Online Or In Person

Foundation 1 

In agility, comprehensive foundation skills are rarely given the importance and focus they deserve and need. Often, beginning classes are taught by assistant instructors rather than the most knowledgeable instructor there.

I always shake my head at this because teaching a truly good foundation is the core of all agility work, and, for the most part, it is not only under taught but also not understood. Most agility schools are about a curriculum. You do step 1, step 2, step 3 and they keep moving you on to the next step. The fact that your dog may not be good at what they are doing, for instance, can’t hold a sit stay, keeps running away when stressed or just plain running off, doesn’t seem to be a big concern. How much class time is wasted by dogs that have no sit stay, run off, sniff or go visiting? This could all be avoided if dogs and handlers were taught a proper foundation from the beginning by an experienced instructor.

When foundation work is given the focus and care it deserves, the benefits can be incredible. You can create a dog that is not only willing to work but is super excited to work because they love it! A strong foundation creates a dog who pays attention to its handler and isn’t always looking around to explore or find something better to do. Doesn’t it suck when your dog would rather get focused on a bug in the dirt than play with you? Heck yes it sucks!

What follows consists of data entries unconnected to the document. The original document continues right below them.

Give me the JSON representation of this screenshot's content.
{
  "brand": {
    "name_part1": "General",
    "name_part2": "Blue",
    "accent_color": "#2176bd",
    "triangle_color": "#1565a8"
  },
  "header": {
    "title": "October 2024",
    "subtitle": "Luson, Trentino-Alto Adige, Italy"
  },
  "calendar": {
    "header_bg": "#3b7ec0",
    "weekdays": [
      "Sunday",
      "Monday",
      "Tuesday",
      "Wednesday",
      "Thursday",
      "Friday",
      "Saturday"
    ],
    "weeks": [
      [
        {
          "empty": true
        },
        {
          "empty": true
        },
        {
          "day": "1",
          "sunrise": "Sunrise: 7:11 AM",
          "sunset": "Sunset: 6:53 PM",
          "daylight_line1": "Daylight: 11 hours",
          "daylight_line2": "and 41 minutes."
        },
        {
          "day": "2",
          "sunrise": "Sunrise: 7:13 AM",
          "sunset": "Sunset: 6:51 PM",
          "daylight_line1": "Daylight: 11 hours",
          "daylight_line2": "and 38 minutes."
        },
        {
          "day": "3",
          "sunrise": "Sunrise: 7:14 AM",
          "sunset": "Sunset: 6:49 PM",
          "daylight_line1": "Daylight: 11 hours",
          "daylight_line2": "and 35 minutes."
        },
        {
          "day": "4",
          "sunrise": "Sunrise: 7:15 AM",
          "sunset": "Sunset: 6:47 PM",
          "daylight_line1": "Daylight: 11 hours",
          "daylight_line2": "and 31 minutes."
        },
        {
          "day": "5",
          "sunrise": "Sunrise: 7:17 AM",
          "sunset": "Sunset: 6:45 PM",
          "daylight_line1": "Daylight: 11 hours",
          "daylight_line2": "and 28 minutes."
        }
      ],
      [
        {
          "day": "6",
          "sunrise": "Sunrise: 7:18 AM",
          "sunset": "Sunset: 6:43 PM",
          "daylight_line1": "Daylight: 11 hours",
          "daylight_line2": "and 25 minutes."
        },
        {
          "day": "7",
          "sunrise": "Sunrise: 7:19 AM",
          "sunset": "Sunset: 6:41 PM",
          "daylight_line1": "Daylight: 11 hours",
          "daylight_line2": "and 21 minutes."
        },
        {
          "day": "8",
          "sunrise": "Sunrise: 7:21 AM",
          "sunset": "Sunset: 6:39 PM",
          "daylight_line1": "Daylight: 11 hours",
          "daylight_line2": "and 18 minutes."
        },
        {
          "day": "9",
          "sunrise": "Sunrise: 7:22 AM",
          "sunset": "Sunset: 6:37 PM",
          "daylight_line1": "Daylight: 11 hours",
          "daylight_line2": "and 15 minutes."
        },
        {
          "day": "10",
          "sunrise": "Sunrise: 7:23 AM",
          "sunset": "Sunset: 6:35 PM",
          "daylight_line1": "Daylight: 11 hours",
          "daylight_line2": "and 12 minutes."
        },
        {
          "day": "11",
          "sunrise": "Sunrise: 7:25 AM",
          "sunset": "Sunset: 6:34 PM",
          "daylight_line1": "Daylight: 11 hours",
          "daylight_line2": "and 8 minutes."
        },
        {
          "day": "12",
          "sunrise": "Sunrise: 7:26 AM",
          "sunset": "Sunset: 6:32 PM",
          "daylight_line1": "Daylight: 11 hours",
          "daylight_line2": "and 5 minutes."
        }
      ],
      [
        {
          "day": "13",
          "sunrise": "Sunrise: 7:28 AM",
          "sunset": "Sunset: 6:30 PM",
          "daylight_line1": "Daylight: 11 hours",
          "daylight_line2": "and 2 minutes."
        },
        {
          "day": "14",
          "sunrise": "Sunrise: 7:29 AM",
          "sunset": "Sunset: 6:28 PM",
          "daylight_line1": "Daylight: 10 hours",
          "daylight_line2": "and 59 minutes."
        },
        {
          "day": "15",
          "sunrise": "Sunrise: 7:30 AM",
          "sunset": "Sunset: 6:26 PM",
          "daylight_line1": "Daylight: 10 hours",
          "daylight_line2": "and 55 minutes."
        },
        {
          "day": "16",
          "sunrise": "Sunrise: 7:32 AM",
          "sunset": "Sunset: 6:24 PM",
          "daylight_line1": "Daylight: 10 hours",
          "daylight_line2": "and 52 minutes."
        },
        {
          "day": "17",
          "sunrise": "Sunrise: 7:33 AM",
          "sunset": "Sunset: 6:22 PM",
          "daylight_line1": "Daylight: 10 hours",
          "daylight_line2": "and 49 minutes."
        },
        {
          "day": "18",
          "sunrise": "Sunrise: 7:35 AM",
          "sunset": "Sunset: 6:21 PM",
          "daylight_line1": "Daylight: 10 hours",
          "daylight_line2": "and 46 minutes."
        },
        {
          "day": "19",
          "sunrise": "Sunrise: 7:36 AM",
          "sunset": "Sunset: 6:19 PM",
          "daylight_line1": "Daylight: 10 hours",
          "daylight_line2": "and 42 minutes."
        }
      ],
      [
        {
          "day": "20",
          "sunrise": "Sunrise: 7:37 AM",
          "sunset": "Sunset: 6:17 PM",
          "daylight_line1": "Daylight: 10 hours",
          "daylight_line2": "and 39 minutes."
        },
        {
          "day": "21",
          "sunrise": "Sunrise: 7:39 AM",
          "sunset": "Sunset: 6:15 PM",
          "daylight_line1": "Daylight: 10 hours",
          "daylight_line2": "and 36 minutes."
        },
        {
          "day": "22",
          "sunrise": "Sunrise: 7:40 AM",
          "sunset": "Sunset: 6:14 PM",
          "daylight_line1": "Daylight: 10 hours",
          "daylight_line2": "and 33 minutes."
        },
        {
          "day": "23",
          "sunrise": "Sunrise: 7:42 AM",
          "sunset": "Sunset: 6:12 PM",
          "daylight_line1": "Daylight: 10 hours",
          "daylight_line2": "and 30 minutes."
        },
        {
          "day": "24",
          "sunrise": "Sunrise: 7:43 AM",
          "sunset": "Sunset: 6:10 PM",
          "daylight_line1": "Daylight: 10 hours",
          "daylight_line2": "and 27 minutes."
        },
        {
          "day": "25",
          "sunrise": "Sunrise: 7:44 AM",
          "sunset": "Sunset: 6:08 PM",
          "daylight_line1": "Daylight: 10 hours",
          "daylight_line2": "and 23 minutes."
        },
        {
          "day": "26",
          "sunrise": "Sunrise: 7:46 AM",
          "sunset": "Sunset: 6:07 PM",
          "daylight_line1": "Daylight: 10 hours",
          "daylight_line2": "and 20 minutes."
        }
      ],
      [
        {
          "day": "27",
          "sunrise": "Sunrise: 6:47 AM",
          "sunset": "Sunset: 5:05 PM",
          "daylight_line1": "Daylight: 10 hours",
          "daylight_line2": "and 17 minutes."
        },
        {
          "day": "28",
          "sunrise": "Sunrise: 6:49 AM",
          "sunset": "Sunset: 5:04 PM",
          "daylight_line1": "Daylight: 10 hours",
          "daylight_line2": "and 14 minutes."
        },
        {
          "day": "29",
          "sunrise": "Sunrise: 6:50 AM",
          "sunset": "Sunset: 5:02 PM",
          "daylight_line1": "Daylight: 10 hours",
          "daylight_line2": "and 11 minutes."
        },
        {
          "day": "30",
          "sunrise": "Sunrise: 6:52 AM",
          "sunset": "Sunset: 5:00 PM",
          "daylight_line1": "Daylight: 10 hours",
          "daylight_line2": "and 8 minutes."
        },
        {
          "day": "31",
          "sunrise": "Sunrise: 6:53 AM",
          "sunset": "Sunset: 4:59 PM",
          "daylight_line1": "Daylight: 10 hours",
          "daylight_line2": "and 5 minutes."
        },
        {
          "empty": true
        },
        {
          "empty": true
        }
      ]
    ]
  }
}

So why not start your agility foundation the right way? Here are some of the things we will be focusing on in this class:

  • Teach your dog to choose to pay attention to you rather than being distracted by their environment, dogs and people.
  • Learn to play with your dog in a way that promotes engagement and excitement.
  • Learn great tugging and toy play and learn how to elevate the value of your treat rewards.
  • Show them how to power towards you when you call, focused and ready to work.
  • Teach them control when they are excited, for sit stays and other behaviors by making that control fun and rewarding.
  • Learn how to generalize behaviors.
  • Learn how to proof behaviors.
  • Be a problem solver not a problem avoider.
  • Learn how to understand and maintain clear criteria.
  • Channel excitement and drive into self-control and focus on the task.
  • Build drive for all the activities you are going to teach, and transition that play drive into the work. 

By utilizing these skills and the others that we will focus on in this class, you will be well on your way to training not just a GOOD agility dog but a BRILLIANT one!

Your training will be streamlined and focused. You will get much more quality training done in a quarter of the time it took you before because you will have a plan. You won’t be dealing with a dog that runs off during training, is constantly breaking its stay, has little or no play drive or is lackluster and uninterested in training.

These are all things that need to be dealt with first.

I love this part of training. Once you are good at it everything becomes easier and more fun!

Copyright 2014 Stacy Winkler. Please do not reprint without permission 

Copyright © Stacy Winkler 2013. All Rights Reserved.